And yet people complain about how hard it is to start a company. Can't find funding. Can't find developers. Need design help.
So when people like Calacanis talk about starting a "startup camp", I actually think it has the pottential to perpetuate a problem.
There are people who would all too eagerly sign up for Jason's startup camp that, if they don't get in, will just sit on their asses and just work on their TechStars or Ycombinator application. Don't get me wrong--every entrepreneur should have the attitude that Jason does:
"Perhaps my favorite thing to do outside of building companies is help other folks build companies."
But unfortunately, a lot of startups only look to A-list bloggers and these well publicized programs, but fail to recognize that much of what they get from that kind of connection can and, actually, MUST be replicated to achieve success.
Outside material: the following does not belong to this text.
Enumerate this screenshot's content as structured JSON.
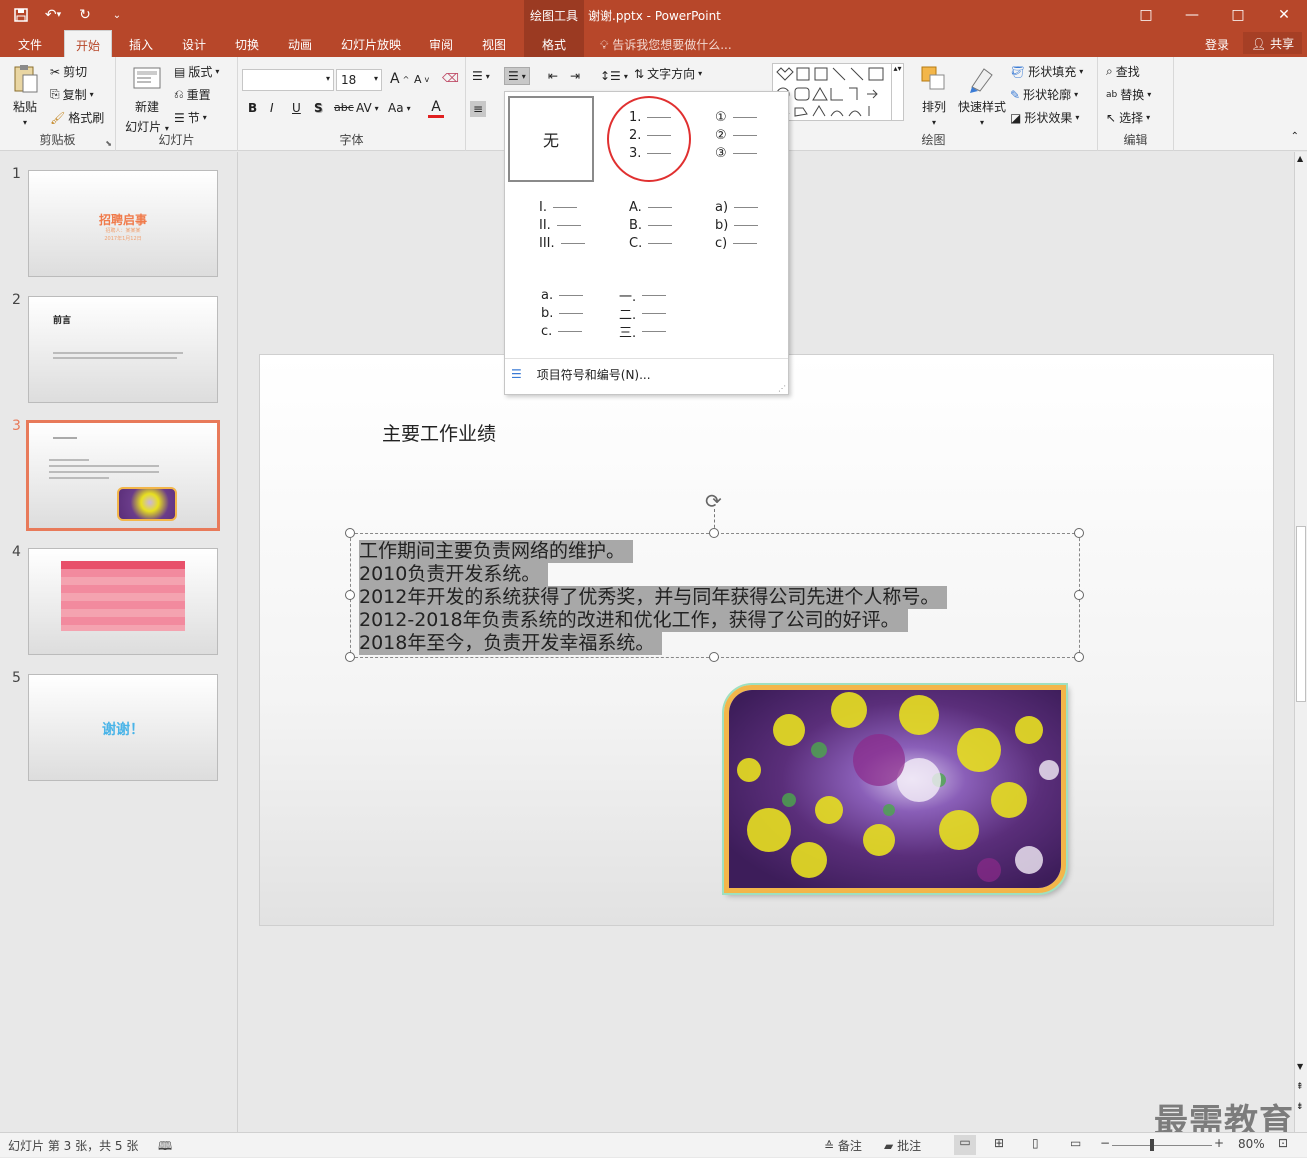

So, it's great if you get into one of these things, but don't wait!! There may be some people to help you, but no one is going to help if you don't help yourself first.
Build your own "camp"!!
Your industry isn't "Web 2.0." If you are Snooth, then your industry is wine. If you are Sportsvite, then your industry is recreational sports. If you're BricaBox, you need to know the publisher/CMS world. You need to spend time with the experts, and even the incumbants in the industry--the people who you want to strike business development deals with.
And frankly, you can and should do this on your own. Established companies want to know who the innovators are. If they're smart, they want to talk to you earlier rather than later, so you can innovate in a way that helps them out as well, rather than crush them later.
One of my biggest pet peeves is when startups that are stuck in the idea or even early development phase haven't had any conversations with potential customers, partners, etc. And I don't mean, "Oh, yeah, we talked to one guy who works for Big Media, Inc. and he said they'd use it." I mean 30 conversations that go in-depth. Even 50! Kick the tires of your business plan by talking to the people you're actually trying to get into business with.
Talk to other entrepreneurs, too. Not everyone can have a sit down with Mark Zuckerberg, but not everyone is trying to build Facebook either--and there are lots of entrepreneurs that are much more local to you and much more accessible that you should be talking to. Surround yourself with these people. Join or form small groups of startups that meet weekly to get and give feedback. Understand the successful companies in your space and what lessons they learned on the way up.
Again, don't get me wrong, it's cool to spend a summer on someone else's dime. But, if you don't get into Ycombinator, that shouldn't stop you from getting the advice and feedback you need to move forward!